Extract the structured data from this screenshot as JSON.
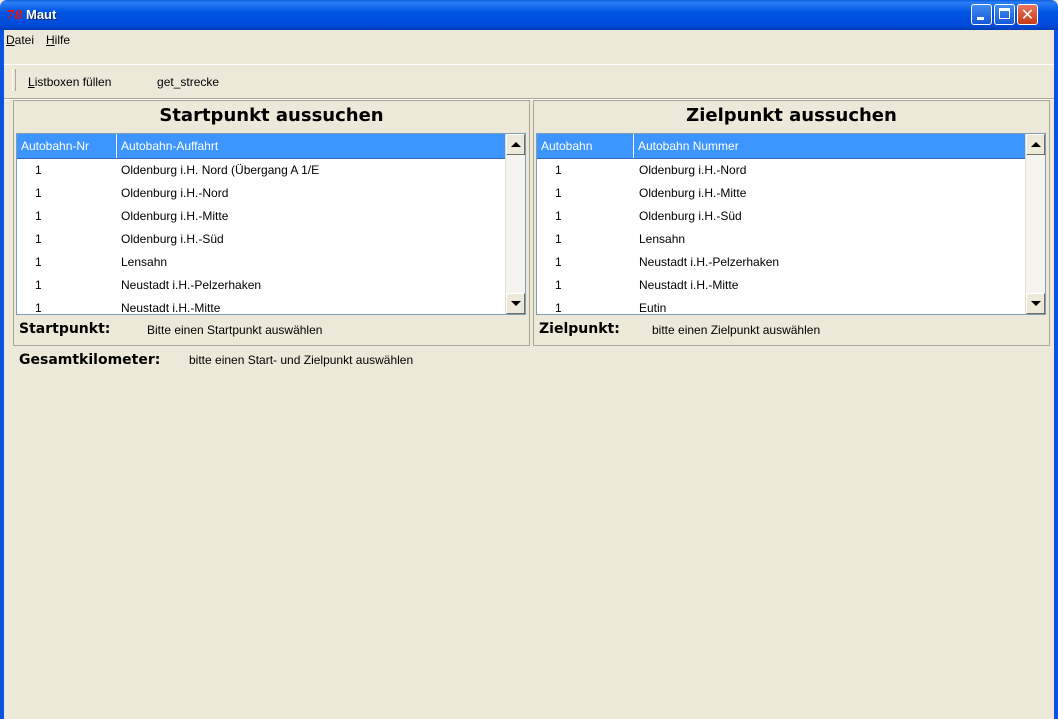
{
  "window": {
    "icon_text": "78",
    "title": "Maut"
  },
  "menu": [
    {
      "label_ul": "D",
      "label_rest": "atei"
    },
    {
      "label_ul": "H",
      "label_rest": "ilfe"
    }
  ],
  "toolbar": {
    "fill_ul": "L",
    "fill_rest": "istboxen füllen",
    "strecke_ul": "g",
    "strecke_rest": "et_strecke"
  },
  "start_panel": {
    "title": "Startpunkt aussuchen",
    "columns": [
      "Autobahn-Nr",
      "Autobahn-Auffahrt"
    ],
    "rows": [
      [
        "1",
        "Oldenburg i.H. Nord (Übergang A 1/E"
      ],
      [
        "1",
        "Oldenburg i.H.-Nord"
      ],
      [
        "1",
        "Oldenburg i.H.-Mitte"
      ],
      [
        "1",
        "Oldenburg i.H.-Süd"
      ],
      [
        "1",
        "Lensahn"
      ],
      [
        "1",
        "Neustadt i.H.-Pelzerhaken"
      ],
      [
        "1",
        "Neustadt i.H.-Mitte"
      ]
    ],
    "status_label": "Startpunkt:",
    "status_value": "Bitte einen Startpunkt auswählen"
  },
  "end_panel": {
    "title": "Zielpunkt aussuchen",
    "columns": [
      "Autobahn",
      "Autobahn Nummer"
    ],
    "rows": [
      [
        "1",
        "Oldenburg i.H.-Nord"
      ],
      [
        "1",
        "Oldenburg i.H.-Mitte"
      ],
      [
        "1",
        "Oldenburg i.H.-Süd"
      ],
      [
        "1",
        "Lensahn"
      ],
      [
        "1",
        "Neustadt i.H.-Pelzerhaken"
      ],
      [
        "1",
        "Neustadt i.H.-Mitte"
      ],
      [
        "1",
        "Eutin"
      ]
    ],
    "status_label": "Zielpunkt:",
    "status_value": "bitte einen Zielpunkt auswählen"
  },
  "total": {
    "label": "Gesamtkilometer:",
    "value": "bitte einen Start- und Zielpunkt auswählen"
  },
  "colors": {
    "titlebar": "#0055e5",
    "list_header": "#3d95ff",
    "window_bg": "#ece9d8"
  }
}
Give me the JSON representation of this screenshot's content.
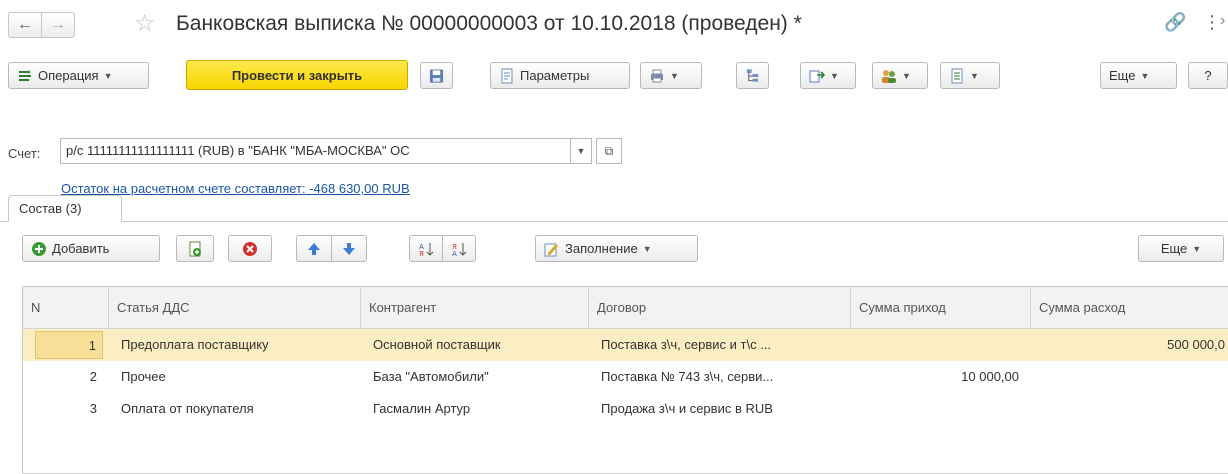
{
  "header": {
    "title": "Банковская выписка № 00000000003 от 10.10.2018 (проведен) *"
  },
  "toolbar": {
    "operation_label": "Операция",
    "post_close_label": "Провести и закрыть",
    "params_label": "Параметры",
    "more_label": "Еще",
    "help_label": "?"
  },
  "account": {
    "label": "Счет:",
    "value": "р/с 11111111111111111 (RUB) в \"БАНК \"МБА-МОСКВА\" ОС",
    "balance_link": "Остаток на расчетном счете составляет: -468 630,00 RUB"
  },
  "tabs": [
    {
      "label": "Состав (3)"
    }
  ],
  "table_toolbar": {
    "add_label": "Добавить",
    "fill_label": "Заполнение",
    "more_label": "Еще"
  },
  "table": {
    "columns": [
      "N",
      "Статья ДДС",
      "Контрагент",
      "Договор",
      "Сумма приход",
      "Сумма расход"
    ],
    "rows": [
      {
        "n": "1",
        "item": "Предоплата поставщику",
        "counterparty": "Основной поставщик",
        "contract": "Поставка з\\ч, сервис и т\\с ...",
        "income": "",
        "expense": "500 000,0"
      },
      {
        "n": "2",
        "item": "Прочее",
        "counterparty": "База \"Автомобили\"",
        "contract": "Поставка № 743 з\\ч, серви...",
        "income": "10 000,00",
        "expense": ""
      },
      {
        "n": "3",
        "item": "Оплата от покупателя",
        "counterparty": "Гасмалин Артур",
        "contract": "Продажа з\\ч и сервис в RUB",
        "income": "",
        "expense": ""
      }
    ]
  },
  "colors": {
    "accent_yellow": "#f6d500",
    "link_blue": "#1a57a8",
    "selected_row": "#fbeec2"
  }
}
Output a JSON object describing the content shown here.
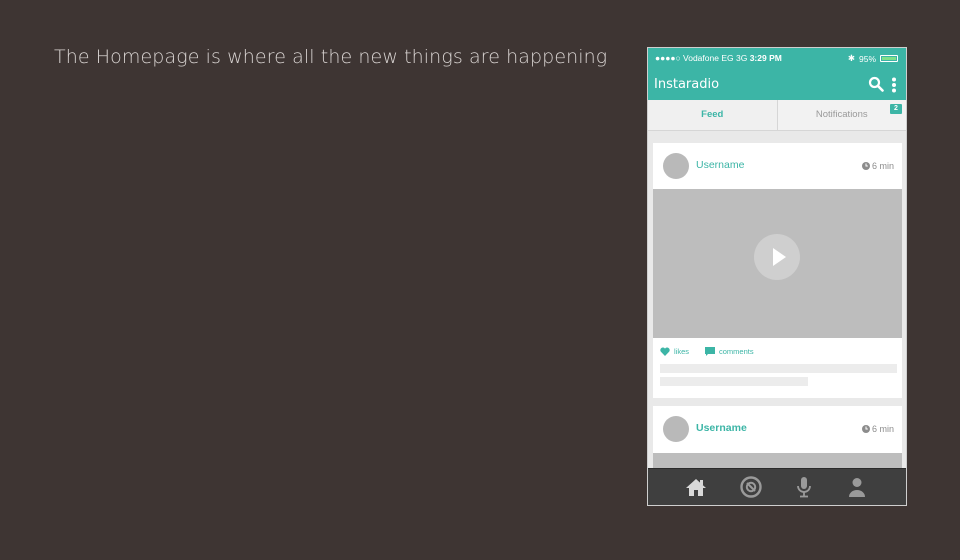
{
  "caption": "The Homepage is where all the new things are happening",
  "phone": {
    "statusbar": {
      "carrier": "●●●●○ Vodafone EG",
      "network": "3G",
      "time": "3:29 PM",
      "bluetooth": "✱",
      "battery_text": "95%"
    },
    "appbar": {
      "title": "Instaradio"
    },
    "tabs": [
      {
        "label": "Feed",
        "active": true
      },
      {
        "label": "Notifications",
        "badge": "2"
      }
    ],
    "posts": [
      {
        "username": "Username",
        "time": "6 min",
        "likes_label": "likes",
        "comments_label": "comments"
      },
      {
        "username": "Username",
        "time": "6 min"
      }
    ],
    "bottom_nav": [
      "home-icon",
      "discover-icon",
      "microphone-icon",
      "profile-icon"
    ]
  },
  "colors": {
    "accent": "#3cb5a6",
    "background": "#3e3533",
    "nav": "#3f3f3f"
  }
}
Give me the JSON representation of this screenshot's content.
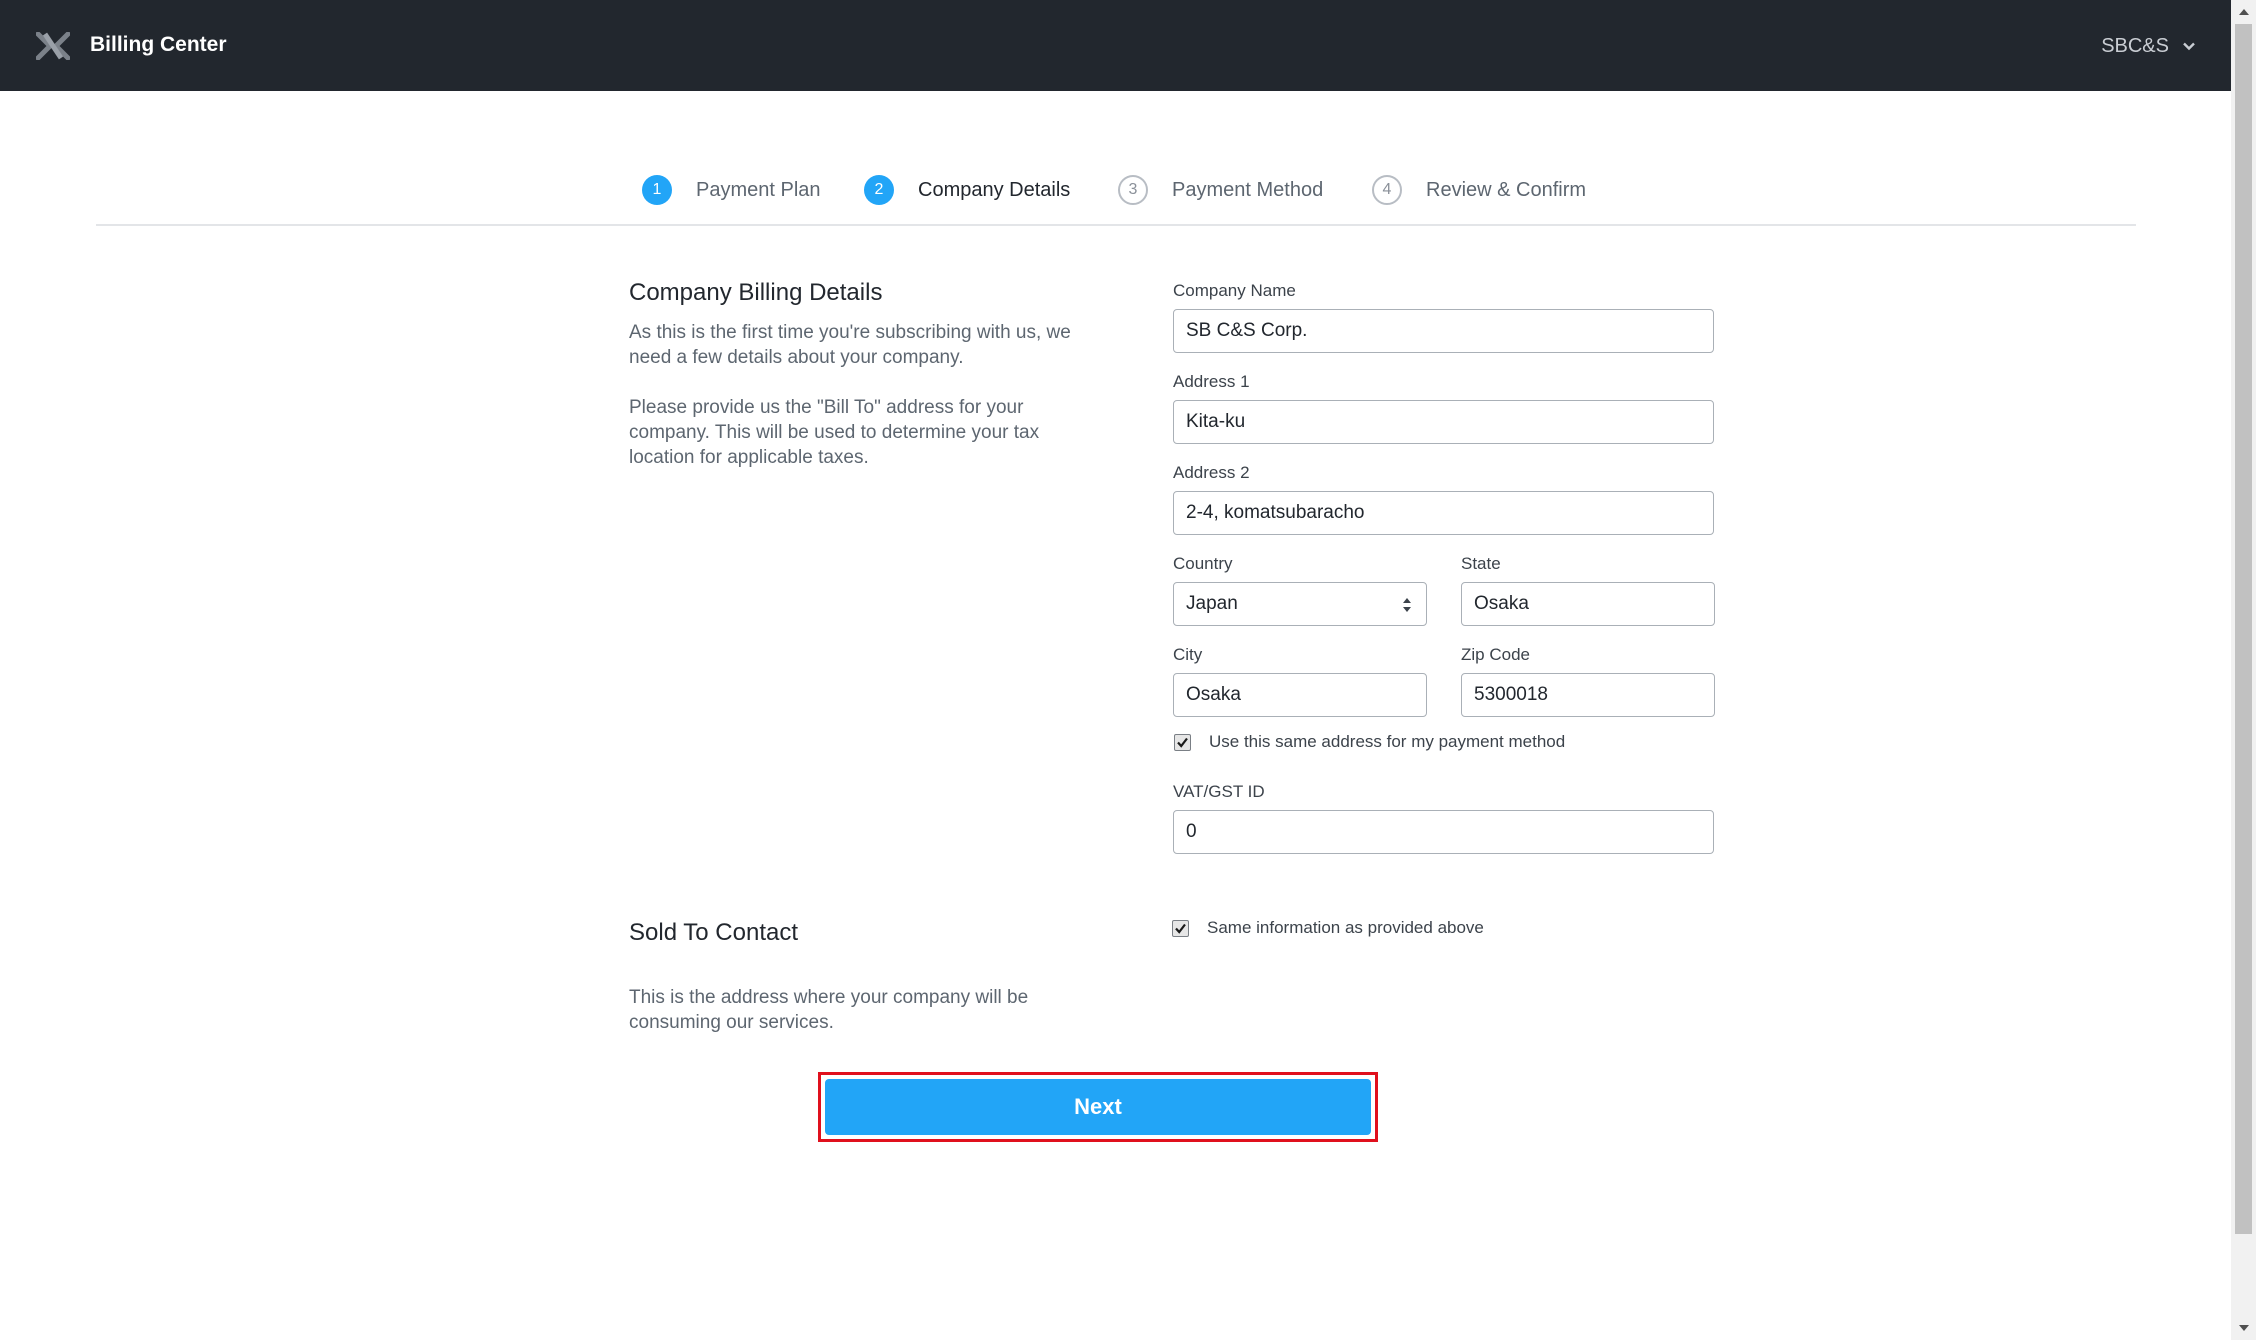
{
  "header": {
    "app_title": "Billing Center",
    "user_menu_label": "SBC&S",
    "logo_icon": "nutanix-x-logo"
  },
  "steps": [
    {
      "number": "1",
      "label": "Payment Plan",
      "state": "completed"
    },
    {
      "number": "2",
      "label": "Company Details",
      "state": "active"
    },
    {
      "number": "3",
      "label": "Payment Method",
      "state": "pending"
    },
    {
      "number": "4",
      "label": "Review & Confirm",
      "state": "pending"
    }
  ],
  "billing": {
    "title": "Company Billing Details",
    "desc1": "As this is the first time you're subscribing with us, we need a few details about your company.",
    "desc2": "Please provide us the \"Bill To\" address for your company. This will be used to determine your tax location for applicable taxes."
  },
  "form": {
    "company_name": {
      "label": "Company Name",
      "value": "SB C&S Corp."
    },
    "address1": {
      "label": "Address 1",
      "value": "Kita-ku"
    },
    "address2": {
      "label": "Address 2",
      "value": "2-4, komatsubaracho"
    },
    "country": {
      "label": "Country",
      "value": "Japan"
    },
    "state": {
      "label": "State",
      "value": "Osaka"
    },
    "city": {
      "label": "City",
      "value": "Osaka"
    },
    "zip": {
      "label": "Zip Code",
      "value": "5300018"
    },
    "same_address": {
      "label": "Use this same address for my payment method",
      "checked": true
    },
    "vat": {
      "label": "VAT/GST ID",
      "value": "0"
    }
  },
  "sold_to": {
    "title": "Sold To Contact",
    "desc": "This is the address where your company will be consuming our services.",
    "same_info": {
      "label": "Same information as provided above",
      "checked": true
    }
  },
  "actions": {
    "next_label": "Next"
  },
  "colors": {
    "accent": "#22a5f7",
    "header_bg": "#22272e",
    "highlight": "#e0101d"
  }
}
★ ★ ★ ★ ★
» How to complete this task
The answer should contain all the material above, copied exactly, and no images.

» Solution to this problem
Extract the structured data from this screenshot as JSON.
{
  "window": {
    "icon_text": "78",
    "title": "Maut"
  },
  "menu": [
    {
      "label_ul": "D",
      "label_rest": "atei"
    },
    {
      "label_ul": "H",
      "label_rest": "ilfe"
    }
  ],
  "toolbar": {
    "fill_ul": "L",
    "fill_rest": "istboxen füllen",
    "strecke_ul": "g",
    "strecke_rest": "et_strecke"
  },
  "start_panel": {
    "title": "Startpunkt aussuchen",
    "columns": [
      "Autobahn-Nr",
      "Autobahn-Auffahrt"
    ],
    "rows": [
      [
        "1",
        "Oldenburg i.H. Nord (Übergang A 1/E"
      ],
      [
        "1",
        "Oldenburg i.H.-Nord"
      ],
      [
        "1",
        "Oldenburg i.H.-Mitte"
      ],
      [
        "1",
        "Oldenburg i.H.-Süd"
      ],
      [
        "1",
        "Lensahn"
      ],
      [
        "1",
        "Neustadt i.H.-Pelzerhaken"
      ],
      [
        "1",
        "Neustadt i.H.-Mitte"
      ]
    ],
    "status_label": "Startpunkt:",
    "status_value": "Bitte einen Startpunkt auswählen"
  },
  "end_panel": {
    "title": "Zielpunkt aussuchen",
    "columns": [
      "Autobahn",
      "Autobahn Nummer"
    ],
    "rows": [
      [
        "1",
        "Oldenburg i.H.-Nord"
      ],
      [
        "1",
        "Oldenburg i.H.-Mitte"
      ],
      [
        "1",
        "Oldenburg i.H.-Süd"
      ],
      [
        "1",
        "Lensahn"
      ],
      [
        "1",
        "Neustadt i.H.-Pelzerhaken"
      ],
      [
        "1",
        "Neustadt i.H.-Mitte"
      ],
      [
        "1",
        "Eutin"
      ]
    ],
    "status_label": "Zielpunkt:",
    "status_value": "bitte einen Zielpunkt auswählen"
  },
  "total": {
    "label": "Gesamtkilometer:",
    "value": "bitte einen Start- und Zielpunkt auswählen"
  },
  "colors": {
    "titlebar": "#0055e5",
    "list_header": "#3d95ff",
    "window_bg": "#ece9d8"
  }
}
Give me the JSON representation of this screenshot's content.
{
  "header": {
    "title": "Банковская выписка № 00000000003 от 10.10.2018 (проведен) *"
  },
  "toolbar": {
    "operation_label": "Операция",
    "post_close_label": "Провести и закрыть",
    "params_label": "Параметры",
    "more_label": "Еще",
    "help_label": "?"
  },
  "account": {
    "label": "Счет:",
    "value": "р/с 11111111111111111 (RUB) в \"БАНК \"МБА-МОСКВА\" ОС",
    "balance_link": "Остаток на расчетном счете составляет: -468 630,00 RUB"
  },
  "tabs": [
    {
      "label": "Состав (3)"
    }
  ],
  "table_toolbar": {
    "add_label": "Добавить",
    "fill_label": "Заполнение",
    "more_label": "Еще"
  },
  "table": {
    "columns": [
      "N",
      "Статья ДДС",
      "Контрагент",
      "Договор",
      "Сумма приход",
      "Сумма расход"
    ],
    "rows": [
      {
        "n": "1",
        "item": "Предоплата поставщику",
        "counterparty": "Основной поставщик",
        "contract": "Поставка з\\ч, сервис и т\\с ...",
        "income": "",
        "expense": "500 000,0"
      },
      {
        "n": "2",
        "item": "Прочее",
        "counterparty": "База \"Автомобили\"",
        "contract": "Поставка № 743 з\\ч, серви...",
        "income": "10 000,00",
        "expense": ""
      },
      {
        "n": "3",
        "item": "Оплата от покупателя",
        "counterparty": "Гасмалин Артур",
        "contract": "Продажа з\\ч и сервис в RUB",
        "income": "",
        "expense": ""
      }
    ]
  },
  "colors": {
    "accent_yellow": "#f6d500",
    "link_blue": "#1a57a8",
    "selected_row": "#fbeec2"
  }
}
Output a JSON object describing the content shown here.
{
  "caption": "The Homepage is where all the new things are happening",
  "phone": {
    "statusbar": {
      "carrier": "●●●●○ Vodafone EG",
      "network": "3G",
      "time": "3:29 PM",
      "bluetooth": "✱",
      "battery_text": "95%"
    },
    "appbar": {
      "title": "Instaradio"
    },
    "tabs": [
      {
        "label": "Feed",
        "active": true
      },
      {
        "label": "Notifications",
        "badge": "2"
      }
    ],
    "posts": [
      {
        "username": "Username",
        "time": "6 min",
        "likes_label": "likes",
        "comments_label": "comments"
      },
      {
        "username": "Username",
        "time": "6 min"
      }
    ],
    "bottom_nav": [
      "home-icon",
      "discover-icon",
      "microphone-icon",
      "profile-icon"
    ]
  },
  "colors": {
    "accent": "#3cb5a6",
    "background": "#3e3533",
    "nav": "#3f3f3f"
  }
}
Give me the JSON representation of this screenshot's content.
{
  "header": {
    "app_title": "Billing Center",
    "user_menu_label": "SBC&S",
    "logo_icon": "nutanix-x-logo"
  },
  "steps": [
    {
      "number": "1",
      "label": "Payment Plan",
      "state": "completed"
    },
    {
      "number": "2",
      "label": "Company Details",
      "state": "active"
    },
    {
      "number": "3",
      "label": "Payment Method",
      "state": "pending"
    },
    {
      "number": "4",
      "label": "Review & Confirm",
      "state": "pending"
    }
  ],
  "billing": {
    "title": "Company Billing Details",
    "desc1": "As this is the first time you're subscribing with us, we need a few details about your company.",
    "desc2": "Please provide us the \"Bill To\" address for your company. This will be used to determine your tax location for applicable taxes."
  },
  "form": {
    "company_name": {
      "label": "Company Name",
      "value": "SB C&S Corp."
    },
    "address1": {
      "label": "Address 1",
      "value": "Kita-ku"
    },
    "address2": {
      "label": "Address 2",
      "value": "2-4, komatsubaracho"
    },
    "country": {
      "label": "Country",
      "value": "Japan"
    },
    "state": {
      "label": "State",
      "value": "Osaka"
    },
    "city": {
      "label": "City",
      "value": "Osaka"
    },
    "zip": {
      "label": "Zip Code",
      "value": "5300018"
    },
    "same_address": {
      "label": "Use this same address for my payment method",
      "checked": true
    },
    "vat": {
      "label": "VAT/GST ID",
      "value": "0"
    }
  },
  "sold_to": {
    "title": "Sold To Contact",
    "desc": "This is the address where your company will be consuming our services.",
    "same_info": {
      "label": "Same information as provided above",
      "checked": true
    }
  },
  "actions": {
    "next_label": "Next"
  },
  "colors": {
    "accent": "#22a5f7",
    "header_bg": "#22272e",
    "highlight": "#e0101d"
  }
}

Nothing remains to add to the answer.